To stay happy and healthy, all dogs require some grooming.
or lower-maintenance breeds, such as a Greyhound, Beagle, or Labrador Retriever, this can mean just a quick rubdown with a soft brush several times a week, frequent checks of eyes and ears, and a bath and nail-trim now and then.
For dogs with longer or more profuse coat, however, such as a Shih Tzu, Old English Sheepdog, or Bearded Collie, grooming can be a hairier proposition, perhaps involving daily sessions with a longer-tooth brush to keep tangles and mats at bay, or even periodic trims with scissors or clippers.
If your pet needs advanced grooming procedures such as clipping, you may feel more comfortable relying on the skills of a professional dog groomer, as about 26 percent of owners do. To find a good dog groomer in your area, you can check with local veterinary clinics and boarding kennels for recommendations. Also ask your breeder, who might be able to refer you to someone locally who knows how to groom your dog’s breed.
Or maybe you’re like the majority of dog owners who decide to take the “hairy plunge” and groom their own pet. As shown by AKC data, as many as 70 percent of pet owners report grooming their dog themselves.
If you’re going to groom your dog yourself, the first step is to do some research to learn the best grooming techniques for your dog’s coat type or breed.
If your dog is a purebred, the first resource you should check for grooming advice is your dog’s breeder. A nearby mentor who is an expert in the breed can also be a huge help in grooming guidance — often there’s no better way to learn than having someone demonstrate it to you first-hand and in person.
Don’t forget to learn about how to correctly trim nails, if you’re going to do this part of grooming yourself.
The next step is to stock up on the right tools and supplies — and this is an area where spending the higher price for better-quality products can be a wise investment in the long run.
Finally, before you start grooming, be sure to also check with the breed’s national parent club. Every parent club is happy to provide helpful resources on how to groom the breed—for example, the websites of the Shih Tzu Club of America and the American Miniature Schnauzer Club each provide a wealth of grooming advice. Many breed parent clubs even provide handouts and video tutorials with specific guidelines on grooming the breed.

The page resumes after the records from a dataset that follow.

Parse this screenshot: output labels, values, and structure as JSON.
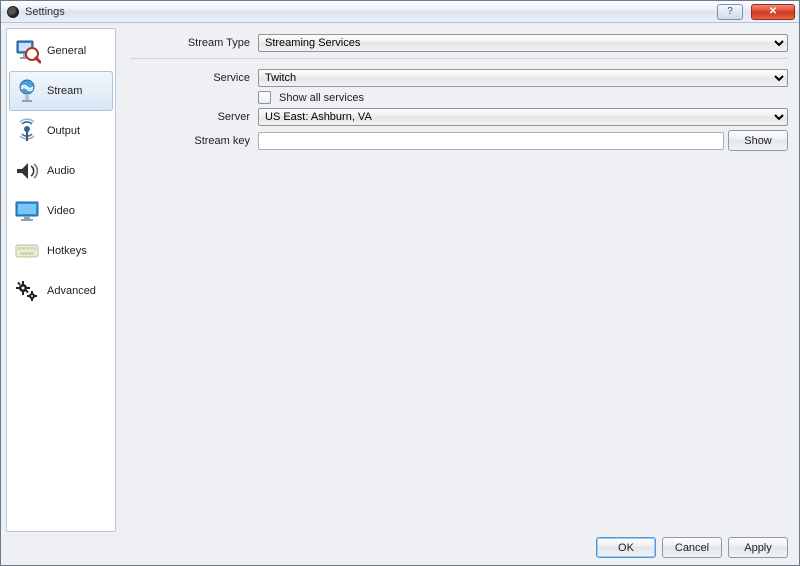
{
  "window": {
    "title": "Settings"
  },
  "sidebar": {
    "items": [
      {
        "id": "general",
        "label": "General"
      },
      {
        "id": "stream",
        "label": "Stream"
      },
      {
        "id": "output",
        "label": "Output"
      },
      {
        "id": "audio",
        "label": "Audio"
      },
      {
        "id": "video",
        "label": "Video"
      },
      {
        "id": "hotkeys",
        "label": "Hotkeys"
      },
      {
        "id": "advanced",
        "label": "Advanced"
      }
    ],
    "selected_index": 1
  },
  "main": {
    "stream_type_label": "Stream Type",
    "stream_type_value": "Streaming Services",
    "service_label": "Service",
    "service_value": "Twitch",
    "show_all_services_label": "Show all services",
    "show_all_services_checked": false,
    "server_label": "Server",
    "server_value": "US East: Ashburn, VA",
    "stream_key_label": "Stream key",
    "stream_key_value": "",
    "show_button_label": "Show"
  },
  "buttons": {
    "ok": "OK",
    "cancel": "Cancel",
    "apply": "Apply"
  }
}
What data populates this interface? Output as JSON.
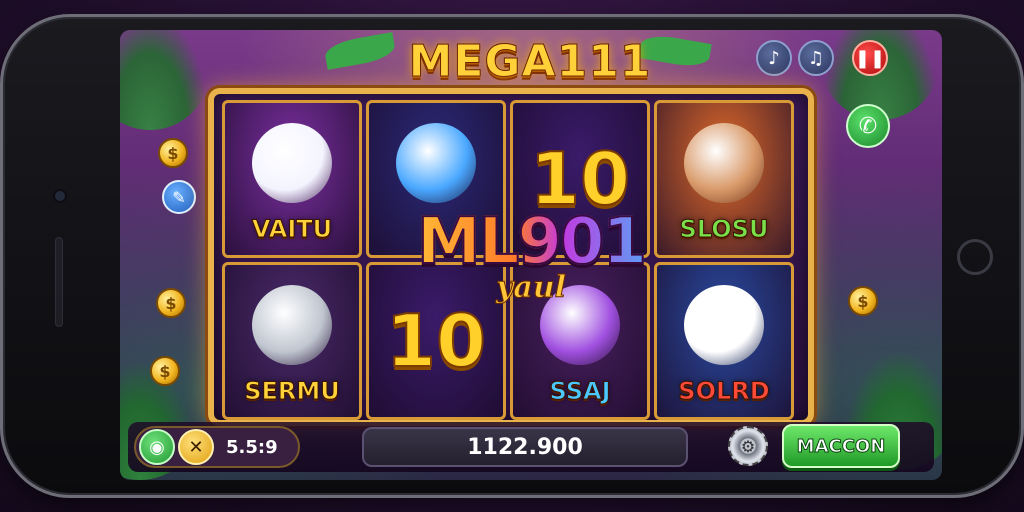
{
  "game": {
    "title": "MEGA111",
    "overlay_logo": "ML901",
    "overlay_sub": "yaul"
  },
  "reels": [
    {
      "label": "VAITU",
      "bg": "#7b2fa0",
      "art_color": "#f4f4ff",
      "label_color": "#ffd23a",
      "icon": "bear-icon"
    },
    {
      "label": "",
      "bg": "#2b2a7a",
      "art_color": "#4aa8ff",
      "label_color": "#ffffff",
      "icon": "key-icon"
    },
    {
      "label": "10",
      "bg": "#3a1b6a",
      "art_color": "",
      "label_color": "#ffcf2a",
      "icon": "ten-icon"
    },
    {
      "label": "SLOSU",
      "bg": "#e06a2a",
      "art_color": "#d99a6a",
      "label_color": "#7ae04a",
      "icon": "king-icon"
    },
    {
      "label": "SERMU",
      "bg": "#4a2a6a",
      "art_color": "#c0c6d0",
      "label_color": "#ffd23a",
      "icon": "barrel-man-icon"
    },
    {
      "label": "10",
      "bg": "#3a1b6a",
      "art_color": "",
      "label_color": "#ffcf2a",
      "icon": "ten-icon"
    },
    {
      "label": "SSAJ",
      "bg": "#4a2060",
      "art_color": "#a050e0",
      "label_color": "#4ac8ff",
      "icon": "cup-icon"
    },
    {
      "label": "SOLRD",
      "bg": "#2a4aa0",
      "art_color": "#ffffff",
      "label_color": "#ff4a3a",
      "icon": "husky-icon"
    }
  ],
  "bottom_bar": {
    "bet_value": "5.5:9",
    "balance": "1122.900",
    "action_label": "MACCON"
  },
  "icons": {
    "music": "music-icon",
    "sound": "sound-icon",
    "pause": "pause-icon",
    "phone": "phone-icon",
    "gear": "gear-icon",
    "location": "location-icon",
    "swap": "swap-icon",
    "wrench": "wrench-icon"
  },
  "colors": {
    "accent_gold": "#ffd23a",
    "frame_gold": "#e9b24a",
    "action_green": "#1f9a26",
    "pause_red": "#d01010"
  }
}
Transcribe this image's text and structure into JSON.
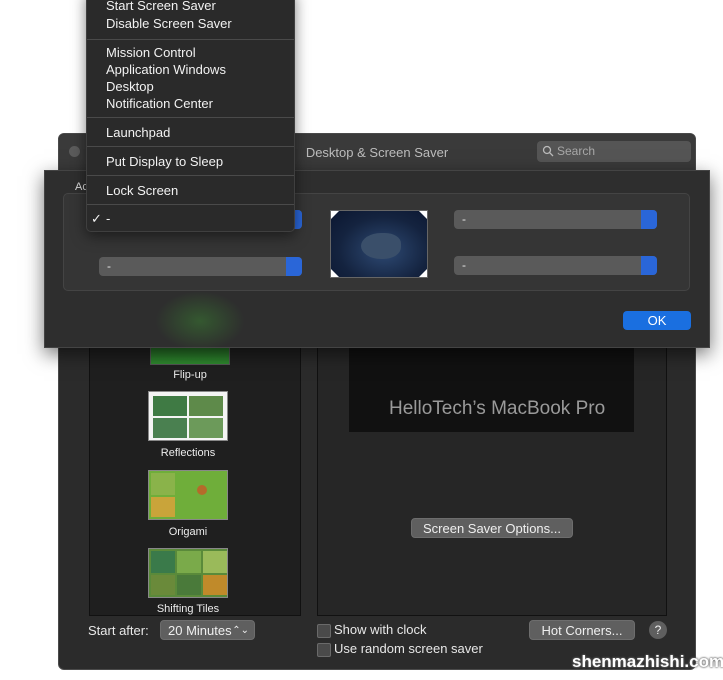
{
  "window": {
    "title": "Desktop & Screen Saver",
    "search_placeholder": "Search"
  },
  "screensavers": [
    {
      "label": "Flip-up"
    },
    {
      "label": "Reflections"
    },
    {
      "label": "Origami"
    },
    {
      "label": "Shifting Tiles"
    }
  ],
  "preview": {
    "text": "HelloTech’s MacBook Pro",
    "options_label": "Screen Saver Options..."
  },
  "bottom": {
    "start_after_label": "Start after:",
    "start_after_value": "20 Minutes",
    "show_clock_label": "Show with clock",
    "random_label": "Use random screen saver",
    "hot_corners_label": "Hot Corners...",
    "help_label": "?"
  },
  "hot_corners": {
    "peek_label": "Ac",
    "top_left": "-",
    "bottom_left": "-",
    "top_right": "-",
    "bottom_right": "-",
    "ok_label": "OK"
  },
  "menu": {
    "items": [
      "Start Screen Saver",
      "Disable Screen Saver",
      "Mission Control",
      "Application Windows",
      "Desktop",
      "Notification Center",
      "Launchpad",
      "Put Display to Sleep",
      "Lock Screen",
      "-"
    ],
    "checkmark": "✓"
  },
  "watermark": "shenmazhishi.com",
  "colors": {
    "accent": "#1a6fe0",
    "window_bg": "#2b2b2b",
    "menu_bg": "#2a2a2a"
  }
}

Whether you opt to take your dog to a professional or do his grooming yourself, here’s to a happy, well-groomed companion!